__Aim of the task__. Type out the data again. Keep every line exactly the same.

□ □ □ □ □

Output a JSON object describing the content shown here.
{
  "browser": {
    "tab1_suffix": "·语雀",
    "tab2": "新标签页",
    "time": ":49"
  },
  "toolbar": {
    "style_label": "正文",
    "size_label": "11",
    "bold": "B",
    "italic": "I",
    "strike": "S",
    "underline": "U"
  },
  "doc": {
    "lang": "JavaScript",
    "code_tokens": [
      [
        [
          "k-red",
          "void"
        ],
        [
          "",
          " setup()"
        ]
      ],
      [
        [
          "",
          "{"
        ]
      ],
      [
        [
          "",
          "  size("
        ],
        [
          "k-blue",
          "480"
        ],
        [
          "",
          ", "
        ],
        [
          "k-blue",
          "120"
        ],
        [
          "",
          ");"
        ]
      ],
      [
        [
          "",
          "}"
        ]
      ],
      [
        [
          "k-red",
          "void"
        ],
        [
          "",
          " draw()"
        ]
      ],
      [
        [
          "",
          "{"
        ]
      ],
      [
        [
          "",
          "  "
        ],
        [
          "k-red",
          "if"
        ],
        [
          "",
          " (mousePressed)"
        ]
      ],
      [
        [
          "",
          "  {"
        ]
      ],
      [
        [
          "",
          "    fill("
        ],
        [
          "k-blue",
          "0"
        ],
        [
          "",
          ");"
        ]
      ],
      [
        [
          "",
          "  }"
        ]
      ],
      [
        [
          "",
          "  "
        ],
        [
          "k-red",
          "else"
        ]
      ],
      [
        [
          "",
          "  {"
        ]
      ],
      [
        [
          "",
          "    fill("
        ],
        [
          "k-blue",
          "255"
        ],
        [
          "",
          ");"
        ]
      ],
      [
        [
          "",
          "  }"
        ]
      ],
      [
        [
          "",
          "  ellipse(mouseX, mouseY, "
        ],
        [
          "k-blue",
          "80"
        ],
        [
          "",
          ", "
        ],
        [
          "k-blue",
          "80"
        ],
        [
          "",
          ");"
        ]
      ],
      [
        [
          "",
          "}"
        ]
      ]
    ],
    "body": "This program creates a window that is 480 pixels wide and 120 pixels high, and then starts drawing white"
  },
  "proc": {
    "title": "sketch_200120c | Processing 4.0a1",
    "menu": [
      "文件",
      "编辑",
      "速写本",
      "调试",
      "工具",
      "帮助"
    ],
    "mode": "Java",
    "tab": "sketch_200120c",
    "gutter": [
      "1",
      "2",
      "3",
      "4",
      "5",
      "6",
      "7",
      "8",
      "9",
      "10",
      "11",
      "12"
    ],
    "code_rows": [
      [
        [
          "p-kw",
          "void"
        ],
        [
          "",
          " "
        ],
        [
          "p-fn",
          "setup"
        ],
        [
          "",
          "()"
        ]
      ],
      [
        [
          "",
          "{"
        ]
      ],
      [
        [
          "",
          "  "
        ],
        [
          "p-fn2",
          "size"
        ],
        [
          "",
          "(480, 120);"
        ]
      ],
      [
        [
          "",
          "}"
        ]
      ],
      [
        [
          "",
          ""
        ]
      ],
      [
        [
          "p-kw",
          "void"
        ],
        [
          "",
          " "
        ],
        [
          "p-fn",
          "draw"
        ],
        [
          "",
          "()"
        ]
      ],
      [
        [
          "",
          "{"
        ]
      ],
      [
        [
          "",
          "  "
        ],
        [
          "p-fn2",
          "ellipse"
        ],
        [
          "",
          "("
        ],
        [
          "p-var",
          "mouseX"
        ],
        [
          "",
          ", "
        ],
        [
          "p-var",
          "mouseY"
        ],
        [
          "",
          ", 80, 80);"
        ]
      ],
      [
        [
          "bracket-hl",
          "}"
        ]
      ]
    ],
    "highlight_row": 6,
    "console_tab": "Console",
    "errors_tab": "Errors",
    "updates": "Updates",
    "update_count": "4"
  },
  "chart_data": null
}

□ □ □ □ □

__Result for this exercise__.
Output a JSON object describing the content shown here.
{
  "browser": {
    "tab1_suffix": "·语雀",
    "tab2": "新标签页",
    "time": ":49"
  },
  "toolbar": {
    "style_label": "正文",
    "size_label": "11",
    "bold": "B",
    "italic": "I",
    "strike": "S",
    "underline": "U"
  },
  "doc": {
    "lang": "JavaScript",
    "code_tokens": [
      [
        [
          "k-red",
          "void"
        ],
        [
          "",
          " setup()"
        ]
      ],
      [
        [
          "",
          "{"
        ]
      ],
      [
        [
          "",
          "  size("
        ],
        [
          "k-blue",
          "480"
        ],
        [
          "",
          ", "
        ],
        [
          "k-blue",
          "120"
        ],
        [
          "",
          ");"
        ]
      ],
      [
        [
          "",
          "}"
        ]
      ],
      [
        [
          "k-red",
          "void"
        ],
        [
          "",
          " draw()"
        ]
      ],
      [
        [
          "",
          "{"
        ]
      ],
      [
        [
          "",
          "  "
        ],
        [
          "k-red",
          "if"
        ],
        [
          "",
          " (mousePressed)"
        ]
      ],
      [
        [
          "",
          "  {"
        ]
      ],
      [
        [
          "",
          "    fill("
        ],
        [
          "k-blue",
          "0"
        ],
        [
          "",
          ");"
        ]
      ],
      [
        [
          "",
          "  }"
        ]
      ],
      [
        [
          "",
          "  "
        ],
        [
          "k-red",
          "else"
        ]
      ],
      [
        [
          "",
          "  {"
        ]
      ],
      [
        [
          "",
          "    fill("
        ],
        [
          "k-blue",
          "255"
        ],
        [
          "",
          ");"
        ]
      ],
      [
        [
          "",
          "  }"
        ]
      ],
      [
        [
          "",
          "  ellipse(mouseX, mouseY, "
        ],
        [
          "k-blue",
          "80"
        ],
        [
          "",
          ", "
        ],
        [
          "k-blue",
          "80"
        ],
        [
          "",
          ");"
        ]
      ],
      [
        [
          "",
          "}"
        ]
      ]
    ],
    "body": "This program creates a window that is 480 pixels wide and 120 pixels high, and then starts drawing white"
  },
  "proc": {
    "title": "sketch_200120c | Processing 4.0a1",
    "menu": [
      "文件",
      "编辑",
      "速写本",
      "调试",
      "工具",
      "帮助"
    ],
    "mode": "Java",
    "tab": "sketch_200120c",
    "gutter": [
      "1",
      "2",
      "3",
      "4",
      "5",
      "6",
      "7",
      "8",
      "9",
      "10",
      "11",
      "12"
    ],
    "code_rows": [
      [
        [
          "p-kw",
          "void"
        ],
        [
          "",
          " "
        ],
        [
          "p-fn",
          "setup"
        ],
        [
          "",
          "()"
        ]
      ],
      [
        [
          "",
          "{"
        ]
      ],
      [
        [
          "",
          "  "
        ],
        [
          "p-fn2",
          "size"
        ],
        [
          "",
          "(480, 120);"
        ]
      ],
      [
        [
          "",
          "}"
        ]
      ],
      [
        [
          "",
          ""
        ]
      ],
      [
        [
          "p-kw",
          "void"
        ],
        [
          "",
          " "
        ],
        [
          "p-fn",
          "draw"
        ],
        [
          "",
          "()"
        ]
      ],
      [
        [
          "",
          "{"
        ]
      ],
      [
        [
          "",
          "  "
        ],
        [
          "p-fn2",
          "ellipse"
        ],
        [
          "",
          "("
        ],
        [
          "p-var",
          "mouseX"
        ],
        [
          "",
          ", "
        ],
        [
          "p-var",
          "mouseY"
        ],
        [
          "",
          ", 80, 80);"
        ]
      ],
      [
        [
          "bracket-hl",
          "}"
        ]
      ]
    ],
    "highlight_row": 6,
    "console_tab": "Console",
    "errors_tab": "Errors",
    "updates": "Updates",
    "update_count": "4"
  },
  "chart_data": null
}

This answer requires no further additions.